§ Work instructions: Each entry below must appear in the output exactly as written.

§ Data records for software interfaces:
============================================================

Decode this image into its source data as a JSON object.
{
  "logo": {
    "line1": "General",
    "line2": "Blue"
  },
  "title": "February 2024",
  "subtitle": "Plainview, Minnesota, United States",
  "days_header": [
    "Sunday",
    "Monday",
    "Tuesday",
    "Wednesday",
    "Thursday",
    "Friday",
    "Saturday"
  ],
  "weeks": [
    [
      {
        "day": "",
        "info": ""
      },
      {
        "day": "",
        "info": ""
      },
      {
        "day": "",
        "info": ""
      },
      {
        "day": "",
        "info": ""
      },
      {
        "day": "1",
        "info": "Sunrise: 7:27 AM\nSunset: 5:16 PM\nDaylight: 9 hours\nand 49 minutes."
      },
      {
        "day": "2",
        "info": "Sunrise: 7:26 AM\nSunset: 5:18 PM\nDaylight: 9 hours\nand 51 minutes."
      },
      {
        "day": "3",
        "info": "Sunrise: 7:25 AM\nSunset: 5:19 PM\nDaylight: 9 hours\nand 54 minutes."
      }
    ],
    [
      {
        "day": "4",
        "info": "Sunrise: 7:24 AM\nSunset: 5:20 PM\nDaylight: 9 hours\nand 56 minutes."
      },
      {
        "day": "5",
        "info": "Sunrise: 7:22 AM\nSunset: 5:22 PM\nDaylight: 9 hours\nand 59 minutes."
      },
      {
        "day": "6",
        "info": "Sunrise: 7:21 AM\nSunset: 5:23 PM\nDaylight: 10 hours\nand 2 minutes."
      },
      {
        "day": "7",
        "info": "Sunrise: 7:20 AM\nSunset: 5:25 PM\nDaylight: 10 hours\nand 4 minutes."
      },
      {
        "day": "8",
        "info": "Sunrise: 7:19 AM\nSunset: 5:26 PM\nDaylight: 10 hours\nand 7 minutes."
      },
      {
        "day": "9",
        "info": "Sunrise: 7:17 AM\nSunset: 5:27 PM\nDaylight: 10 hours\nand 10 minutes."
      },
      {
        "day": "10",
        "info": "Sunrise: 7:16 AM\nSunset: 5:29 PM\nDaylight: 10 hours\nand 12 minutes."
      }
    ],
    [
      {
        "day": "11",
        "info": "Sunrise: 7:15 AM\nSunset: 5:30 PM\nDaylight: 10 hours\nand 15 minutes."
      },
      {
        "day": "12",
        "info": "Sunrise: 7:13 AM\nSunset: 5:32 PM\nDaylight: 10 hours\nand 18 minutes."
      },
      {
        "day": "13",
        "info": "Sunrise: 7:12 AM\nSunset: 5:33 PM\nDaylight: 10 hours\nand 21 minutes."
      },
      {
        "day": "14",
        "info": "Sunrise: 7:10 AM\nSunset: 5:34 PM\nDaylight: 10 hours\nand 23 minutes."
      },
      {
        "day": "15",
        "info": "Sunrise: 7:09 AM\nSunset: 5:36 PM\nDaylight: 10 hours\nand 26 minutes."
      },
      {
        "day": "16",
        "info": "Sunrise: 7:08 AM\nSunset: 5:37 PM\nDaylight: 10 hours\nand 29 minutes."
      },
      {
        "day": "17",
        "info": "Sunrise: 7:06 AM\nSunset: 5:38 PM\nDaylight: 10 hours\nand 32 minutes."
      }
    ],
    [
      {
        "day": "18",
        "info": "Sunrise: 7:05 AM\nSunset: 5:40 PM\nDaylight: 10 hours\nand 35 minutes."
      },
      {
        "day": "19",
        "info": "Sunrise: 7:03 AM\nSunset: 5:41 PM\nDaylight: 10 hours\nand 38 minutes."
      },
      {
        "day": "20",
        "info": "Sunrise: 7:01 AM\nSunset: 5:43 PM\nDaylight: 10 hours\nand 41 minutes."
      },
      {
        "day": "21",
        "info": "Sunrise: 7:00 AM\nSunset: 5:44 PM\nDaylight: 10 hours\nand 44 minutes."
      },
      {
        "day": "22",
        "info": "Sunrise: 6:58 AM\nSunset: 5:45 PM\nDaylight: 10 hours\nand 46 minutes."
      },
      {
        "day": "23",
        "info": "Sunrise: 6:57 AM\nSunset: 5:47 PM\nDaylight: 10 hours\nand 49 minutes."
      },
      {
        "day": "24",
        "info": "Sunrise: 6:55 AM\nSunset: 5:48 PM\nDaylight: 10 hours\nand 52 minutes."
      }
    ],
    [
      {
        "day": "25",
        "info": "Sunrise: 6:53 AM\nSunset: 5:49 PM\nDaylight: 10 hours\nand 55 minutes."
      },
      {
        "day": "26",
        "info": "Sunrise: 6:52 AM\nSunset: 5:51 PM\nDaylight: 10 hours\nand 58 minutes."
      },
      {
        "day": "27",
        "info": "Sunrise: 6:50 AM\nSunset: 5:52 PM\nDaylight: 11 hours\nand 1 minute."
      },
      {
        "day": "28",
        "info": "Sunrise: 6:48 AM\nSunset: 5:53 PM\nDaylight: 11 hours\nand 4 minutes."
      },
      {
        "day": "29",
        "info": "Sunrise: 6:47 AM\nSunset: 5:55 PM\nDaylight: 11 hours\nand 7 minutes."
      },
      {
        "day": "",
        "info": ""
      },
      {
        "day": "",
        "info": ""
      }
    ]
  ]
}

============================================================

§ Your solution:
Decode this image into its source data as a JSON object.
{
  "logo": {
    "line1": "General",
    "line2": "Blue"
  },
  "title": "February 2024",
  "subtitle": "Plainview, Minnesota, United States",
  "days_header": [
    "Sunday",
    "Monday",
    "Tuesday",
    "Wednesday",
    "Thursday",
    "Friday",
    "Saturday"
  ],
  "weeks": [
    [
      {
        "day": "",
        "info": ""
      },
      {
        "day": "",
        "info": ""
      },
      {
        "day": "",
        "info": ""
      },
      {
        "day": "",
        "info": ""
      },
      {
        "day": "1",
        "info": "Sunrise: 7:27 AM\nSunset: 5:16 PM\nDaylight: 9 hours\nand 49 minutes."
      },
      {
        "day": "2",
        "info": "Sunrise: 7:26 AM\nSunset: 5:18 PM\nDaylight: 9 hours\nand 51 minutes."
      },
      {
        "day": "3",
        "info": "Sunrise: 7:25 AM\nSunset: 5:19 PM\nDaylight: 9 hours\nand 54 minutes."
      }
    ],
    [
      {
        "day": "4",
        "info": "Sunrise: 7:24 AM\nSunset: 5:20 PM\nDaylight: 9 hours\nand 56 minutes."
      },
      {
        "day": "5",
        "info": "Sunrise: 7:22 AM\nSunset: 5:22 PM\nDaylight: 9 hours\nand 59 minutes."
      },
      {
        "day": "6",
        "info": "Sunrise: 7:21 AM\nSunset: 5:23 PM\nDaylight: 10 hours\nand 2 minutes."
      },
      {
        "day": "7",
        "info": "Sunrise: 7:20 AM\nSunset: 5:25 PM\nDaylight: 10 hours\nand 4 minutes."
      },
      {
        "day": "8",
        "info": "Sunrise: 7:19 AM\nSunset: 5:26 PM\nDaylight: 10 hours\nand 7 minutes."
      },
      {
        "day": "9",
        "info": "Sunrise: 7:17 AM\nSunset: 5:27 PM\nDaylight: 10 hours\nand 10 minutes."
      },
      {
        "day": "10",
        "info": "Sunrise: 7:16 AM\nSunset: 5:29 PM\nDaylight: 10 hours\nand 12 minutes."
      }
    ],
    [
      {
        "day": "11",
        "info": "Sunrise: 7:15 AM\nSunset: 5:30 PM\nDaylight: 10 hours\nand 15 minutes."
      },
      {
        "day": "12",
        "info": "Sunrise: 7:13 AM\nSunset: 5:32 PM\nDaylight: 10 hours\nand 18 minutes."
      },
      {
        "day": "13",
        "info": "Sunrise: 7:12 AM\nSunset: 5:33 PM\nDaylight: 10 hours\nand 21 minutes."
      },
      {
        "day": "14",
        "info": "Sunrise: 7:10 AM\nSunset: 5:34 PM\nDaylight: 10 hours\nand 23 minutes."
      },
      {
        "day": "15",
        "info": "Sunrise: 7:09 AM\nSunset: 5:36 PM\nDaylight: 10 hours\nand 26 minutes."
      },
      {
        "day": "16",
        "info": "Sunrise: 7:08 AM\nSunset: 5:37 PM\nDaylight: 10 hours\nand 29 minutes."
      },
      {
        "day": "17",
        "info": "Sunrise: 7:06 AM\nSunset: 5:38 PM\nDaylight: 10 hours\nand 32 minutes."
      }
    ],
    [
      {
        "day": "18",
        "info": "Sunrise: 7:05 AM\nSunset: 5:40 PM\nDaylight: 10 hours\nand 35 minutes."
      },
      {
        "day": "19",
        "info": "Sunrise: 7:03 AM\nSunset: 5:41 PM\nDaylight: 10 hours\nand 38 minutes."
      },
      {
        "day": "20",
        "info": "Sunrise: 7:01 AM\nSunset: 5:43 PM\nDaylight: 10 hours\nand 41 minutes."
      },
      {
        "day": "21",
        "info": "Sunrise: 7:00 AM\nSunset: 5:44 PM\nDaylight: 10 hours\nand 44 minutes."
      },
      {
        "day": "22",
        "info": "Sunrise: 6:58 AM\nSunset: 5:45 PM\nDaylight: 10 hours\nand 46 minutes."
      },
      {
        "day": "23",
        "info": "Sunrise: 6:57 AM\nSunset: 5:47 PM\nDaylight: 10 hours\nand 49 minutes."
      },
      {
        "day": "24",
        "info": "Sunrise: 6:55 AM\nSunset: 5:48 PM\nDaylight: 10 hours\nand 52 minutes."
      }
    ],
    [
      {
        "day": "25",
        "info": "Sunrise: 6:53 AM\nSunset: 5:49 PM\nDaylight: 10 hours\nand 55 minutes."
      },
      {
        "day": "26",
        "info": "Sunrise: 6:52 AM\nSunset: 5:51 PM\nDaylight: 10 hours\nand 58 minutes."
      },
      {
        "day": "27",
        "info": "Sunrise: 6:50 AM\nSunset: 5:52 PM\nDaylight: 11 hours\nand 1 minute."
      },
      {
        "day": "28",
        "info": "Sunrise: 6:48 AM\nSunset: 5:53 PM\nDaylight: 11 hours\nand 4 minutes."
      },
      {
        "day": "29",
        "info": "Sunrise: 6:47 AM\nSunset: 5:55 PM\nDaylight: 11 hours\nand 7 minutes."
      },
      {
        "day": "",
        "info": ""
      },
      {
        "day": "",
        "info": ""
      }
    ]
  ]
}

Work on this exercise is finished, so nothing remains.